Working through the entries below, find how many lines include the string "date"; give only that number.

> DATA TO EXAMINE

***

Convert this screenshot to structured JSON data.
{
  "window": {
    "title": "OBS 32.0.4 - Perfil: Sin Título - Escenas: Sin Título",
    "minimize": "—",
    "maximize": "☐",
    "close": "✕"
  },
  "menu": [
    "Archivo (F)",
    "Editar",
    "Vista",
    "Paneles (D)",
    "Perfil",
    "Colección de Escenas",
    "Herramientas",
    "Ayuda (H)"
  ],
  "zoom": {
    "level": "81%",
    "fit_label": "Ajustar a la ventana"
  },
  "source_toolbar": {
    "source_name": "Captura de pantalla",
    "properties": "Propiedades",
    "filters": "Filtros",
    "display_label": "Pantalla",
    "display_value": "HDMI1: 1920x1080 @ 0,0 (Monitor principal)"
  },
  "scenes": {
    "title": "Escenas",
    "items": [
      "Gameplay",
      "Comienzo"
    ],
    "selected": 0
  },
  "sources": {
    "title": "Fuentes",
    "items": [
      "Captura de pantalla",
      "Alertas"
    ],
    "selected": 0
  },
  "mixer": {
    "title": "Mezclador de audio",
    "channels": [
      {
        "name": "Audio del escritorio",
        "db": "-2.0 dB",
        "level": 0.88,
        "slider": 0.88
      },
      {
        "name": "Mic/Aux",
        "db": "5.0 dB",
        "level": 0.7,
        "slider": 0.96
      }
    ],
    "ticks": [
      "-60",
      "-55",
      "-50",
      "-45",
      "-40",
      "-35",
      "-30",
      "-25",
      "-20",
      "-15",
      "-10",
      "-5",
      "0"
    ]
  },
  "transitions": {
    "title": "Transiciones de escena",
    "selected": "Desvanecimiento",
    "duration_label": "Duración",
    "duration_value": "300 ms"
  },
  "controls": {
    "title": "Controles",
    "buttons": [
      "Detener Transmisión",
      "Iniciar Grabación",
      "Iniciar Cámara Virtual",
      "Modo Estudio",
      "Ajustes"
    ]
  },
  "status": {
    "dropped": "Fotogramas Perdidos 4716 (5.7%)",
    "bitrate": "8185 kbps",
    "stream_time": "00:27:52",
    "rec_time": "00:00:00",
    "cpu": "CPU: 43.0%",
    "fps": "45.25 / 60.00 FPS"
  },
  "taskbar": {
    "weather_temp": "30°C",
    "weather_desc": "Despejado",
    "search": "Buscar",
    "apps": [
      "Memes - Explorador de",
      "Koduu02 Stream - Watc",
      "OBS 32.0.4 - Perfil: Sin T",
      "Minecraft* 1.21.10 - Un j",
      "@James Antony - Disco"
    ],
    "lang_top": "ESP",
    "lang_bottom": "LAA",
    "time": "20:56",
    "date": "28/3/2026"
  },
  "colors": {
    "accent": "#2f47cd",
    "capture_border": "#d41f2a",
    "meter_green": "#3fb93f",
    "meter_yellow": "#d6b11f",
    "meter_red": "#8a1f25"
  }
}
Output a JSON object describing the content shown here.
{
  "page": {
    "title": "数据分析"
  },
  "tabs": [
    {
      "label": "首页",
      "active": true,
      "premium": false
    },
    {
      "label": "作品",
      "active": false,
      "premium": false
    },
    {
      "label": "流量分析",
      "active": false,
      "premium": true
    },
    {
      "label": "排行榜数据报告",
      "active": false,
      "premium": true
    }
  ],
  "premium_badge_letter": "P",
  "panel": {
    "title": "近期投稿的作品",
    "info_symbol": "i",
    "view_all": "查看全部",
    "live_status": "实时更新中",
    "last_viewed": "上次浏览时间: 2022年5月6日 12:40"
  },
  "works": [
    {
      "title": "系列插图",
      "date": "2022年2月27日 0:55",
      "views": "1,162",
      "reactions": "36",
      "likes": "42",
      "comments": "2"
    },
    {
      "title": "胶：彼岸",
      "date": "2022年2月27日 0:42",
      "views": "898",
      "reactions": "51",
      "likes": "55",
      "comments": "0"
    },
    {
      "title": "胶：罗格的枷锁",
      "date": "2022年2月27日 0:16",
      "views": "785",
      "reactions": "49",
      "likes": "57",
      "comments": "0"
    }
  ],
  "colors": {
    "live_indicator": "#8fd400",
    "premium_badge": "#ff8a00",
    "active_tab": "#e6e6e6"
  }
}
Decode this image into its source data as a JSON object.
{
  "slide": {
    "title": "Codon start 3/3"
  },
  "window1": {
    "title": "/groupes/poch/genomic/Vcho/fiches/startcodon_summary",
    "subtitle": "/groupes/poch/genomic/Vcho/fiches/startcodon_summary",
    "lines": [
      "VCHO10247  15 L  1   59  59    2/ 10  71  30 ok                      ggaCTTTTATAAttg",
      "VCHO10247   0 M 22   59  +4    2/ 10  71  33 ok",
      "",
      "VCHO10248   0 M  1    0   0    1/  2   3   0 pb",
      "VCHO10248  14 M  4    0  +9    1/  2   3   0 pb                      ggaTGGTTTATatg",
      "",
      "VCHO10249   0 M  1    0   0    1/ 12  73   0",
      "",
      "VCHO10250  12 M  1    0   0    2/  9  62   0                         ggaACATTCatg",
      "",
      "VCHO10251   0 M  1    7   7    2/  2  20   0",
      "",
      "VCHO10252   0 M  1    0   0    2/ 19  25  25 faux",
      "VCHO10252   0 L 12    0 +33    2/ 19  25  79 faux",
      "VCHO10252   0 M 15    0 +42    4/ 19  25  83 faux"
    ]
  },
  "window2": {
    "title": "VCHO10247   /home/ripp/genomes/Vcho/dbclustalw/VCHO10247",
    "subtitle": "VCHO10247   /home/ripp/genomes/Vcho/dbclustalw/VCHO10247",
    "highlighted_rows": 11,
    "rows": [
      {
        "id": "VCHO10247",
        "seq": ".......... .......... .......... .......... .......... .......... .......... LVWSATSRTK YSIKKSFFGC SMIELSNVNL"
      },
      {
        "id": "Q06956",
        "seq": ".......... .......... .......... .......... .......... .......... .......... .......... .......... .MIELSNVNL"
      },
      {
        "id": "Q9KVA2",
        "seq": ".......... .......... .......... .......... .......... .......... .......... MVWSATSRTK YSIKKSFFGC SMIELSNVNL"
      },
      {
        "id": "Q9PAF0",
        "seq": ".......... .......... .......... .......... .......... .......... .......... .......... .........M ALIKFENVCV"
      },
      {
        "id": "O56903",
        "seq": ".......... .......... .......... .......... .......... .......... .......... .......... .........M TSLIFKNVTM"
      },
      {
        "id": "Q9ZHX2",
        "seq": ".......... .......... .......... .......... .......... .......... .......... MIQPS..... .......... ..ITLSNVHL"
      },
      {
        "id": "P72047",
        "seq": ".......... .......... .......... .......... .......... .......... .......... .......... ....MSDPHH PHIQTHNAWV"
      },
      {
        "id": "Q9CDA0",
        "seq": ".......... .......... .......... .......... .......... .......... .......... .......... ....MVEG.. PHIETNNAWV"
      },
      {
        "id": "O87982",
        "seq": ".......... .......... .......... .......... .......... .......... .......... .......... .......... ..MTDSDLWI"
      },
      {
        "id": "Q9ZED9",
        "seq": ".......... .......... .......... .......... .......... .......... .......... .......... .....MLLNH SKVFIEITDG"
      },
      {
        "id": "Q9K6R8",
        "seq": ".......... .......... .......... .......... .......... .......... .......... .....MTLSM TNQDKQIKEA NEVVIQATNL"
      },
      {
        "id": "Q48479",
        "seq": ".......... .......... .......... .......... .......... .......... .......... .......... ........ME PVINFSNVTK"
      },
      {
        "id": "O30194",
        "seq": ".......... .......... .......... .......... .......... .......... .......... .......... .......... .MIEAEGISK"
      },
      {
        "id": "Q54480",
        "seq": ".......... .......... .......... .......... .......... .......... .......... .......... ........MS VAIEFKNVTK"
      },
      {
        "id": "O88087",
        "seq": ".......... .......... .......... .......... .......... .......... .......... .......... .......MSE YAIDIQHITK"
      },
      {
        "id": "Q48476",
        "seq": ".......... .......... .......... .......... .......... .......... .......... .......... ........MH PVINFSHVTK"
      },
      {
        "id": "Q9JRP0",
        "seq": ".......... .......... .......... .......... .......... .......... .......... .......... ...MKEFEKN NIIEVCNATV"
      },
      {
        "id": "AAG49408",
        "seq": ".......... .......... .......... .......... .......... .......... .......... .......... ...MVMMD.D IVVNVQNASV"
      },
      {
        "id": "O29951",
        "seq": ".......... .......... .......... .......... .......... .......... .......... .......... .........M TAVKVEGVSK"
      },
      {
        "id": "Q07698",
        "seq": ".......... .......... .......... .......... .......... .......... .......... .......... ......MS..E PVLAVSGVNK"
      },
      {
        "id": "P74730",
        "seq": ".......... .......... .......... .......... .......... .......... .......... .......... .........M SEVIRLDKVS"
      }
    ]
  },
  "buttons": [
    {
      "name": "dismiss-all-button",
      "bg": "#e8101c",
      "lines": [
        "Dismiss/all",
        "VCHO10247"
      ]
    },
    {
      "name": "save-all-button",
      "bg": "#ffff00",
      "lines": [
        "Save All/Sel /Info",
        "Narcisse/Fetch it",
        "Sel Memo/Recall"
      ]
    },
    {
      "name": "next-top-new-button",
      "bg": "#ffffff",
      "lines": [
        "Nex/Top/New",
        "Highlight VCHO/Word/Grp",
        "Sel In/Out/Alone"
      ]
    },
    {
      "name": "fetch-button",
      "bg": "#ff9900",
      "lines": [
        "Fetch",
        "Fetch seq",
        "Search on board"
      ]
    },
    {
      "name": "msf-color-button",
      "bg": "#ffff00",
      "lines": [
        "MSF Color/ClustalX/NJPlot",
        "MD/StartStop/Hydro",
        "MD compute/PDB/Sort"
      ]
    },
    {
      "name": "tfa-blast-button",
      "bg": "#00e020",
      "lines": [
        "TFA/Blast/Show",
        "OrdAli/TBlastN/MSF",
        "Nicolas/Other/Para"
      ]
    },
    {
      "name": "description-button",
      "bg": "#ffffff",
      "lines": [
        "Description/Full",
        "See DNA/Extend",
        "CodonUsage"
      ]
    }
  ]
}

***

> ANSWER TO THIS EXERCISE
4